I'll admit it -- growing up in Tulsa, I was always scared of the 76-foot Golden Driller statue.
We had to walk under his widespread legs to get into the main entrance of Expo Square, home to gun shows, the county fair, rodeos, circuses and high school graduations. And each time, I would rush through, afraid he would come to life, crushing houses, cars and even little kids like me with his size 393-DDD work boots. His stance and his clothing is that old time ideal of masculinity -- granite jawed, bare chested to reveal cut abs, tight jeans with a massive belt buckle reading Tulsa.

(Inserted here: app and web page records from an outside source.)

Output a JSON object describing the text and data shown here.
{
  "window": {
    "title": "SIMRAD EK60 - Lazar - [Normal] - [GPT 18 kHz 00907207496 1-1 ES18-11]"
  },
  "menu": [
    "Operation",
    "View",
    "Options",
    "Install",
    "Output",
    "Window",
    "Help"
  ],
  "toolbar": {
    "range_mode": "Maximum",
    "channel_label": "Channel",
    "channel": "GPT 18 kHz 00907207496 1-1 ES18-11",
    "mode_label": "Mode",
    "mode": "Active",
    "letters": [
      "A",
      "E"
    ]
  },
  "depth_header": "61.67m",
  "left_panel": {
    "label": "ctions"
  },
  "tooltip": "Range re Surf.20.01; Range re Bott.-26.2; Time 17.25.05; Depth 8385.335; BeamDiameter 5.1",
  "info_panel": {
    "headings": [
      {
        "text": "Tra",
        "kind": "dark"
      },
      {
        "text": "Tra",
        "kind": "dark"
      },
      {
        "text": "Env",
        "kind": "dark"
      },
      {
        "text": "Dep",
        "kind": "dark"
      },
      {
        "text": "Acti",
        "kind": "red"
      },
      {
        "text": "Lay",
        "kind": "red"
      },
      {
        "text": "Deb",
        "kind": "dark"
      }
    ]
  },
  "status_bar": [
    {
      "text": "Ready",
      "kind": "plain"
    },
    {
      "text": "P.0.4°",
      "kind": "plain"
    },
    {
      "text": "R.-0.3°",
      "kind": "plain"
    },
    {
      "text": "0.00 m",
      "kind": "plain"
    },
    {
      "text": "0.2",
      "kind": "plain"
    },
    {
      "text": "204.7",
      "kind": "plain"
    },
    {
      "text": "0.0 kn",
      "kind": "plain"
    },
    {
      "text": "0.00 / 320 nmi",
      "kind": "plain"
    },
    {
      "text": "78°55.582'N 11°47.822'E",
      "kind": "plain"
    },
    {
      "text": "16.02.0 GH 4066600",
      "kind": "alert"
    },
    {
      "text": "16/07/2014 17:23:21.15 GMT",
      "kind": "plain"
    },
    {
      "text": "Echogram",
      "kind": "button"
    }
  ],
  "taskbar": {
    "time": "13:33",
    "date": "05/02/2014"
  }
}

Think James Dean in the film Giant or young John Wayne in War of the Wildcats.
Built of plaster and concrete on an iron frame, the Golden Driller rests his massive arm on an oil derrick and looks out over the intersection of 21st Street and Pittsburg onto a neighborhood of mid-century ranch style houses. He was originally built for display at the 1959 International Petroleum Exposition and permanently installed at the Tulsa County Fairgrounds in 1966, where he represented IPE and Expo Square. The Oklahoma Legislature made him the national state monument in 1979, and he remains an enduring symbol of the city's pre-1980 oil boom days.
Today, he's become a quirky rather than fearsome landmark, eschewed by art critics but embraced by kitsch lovers, making it onto offbeat tourist attraction lists like RoadsideAmerica.com. He's worn t-shirts to promote radio stations and events, and even an huge orange necktie in honor of OSU graduation.
My fear for the Golden Driller today would be his survival in one of Tulsa's frequent tornados, but experts tell me he was built to withstand 200 mile-per-hour winds. Long live the Golden Driller!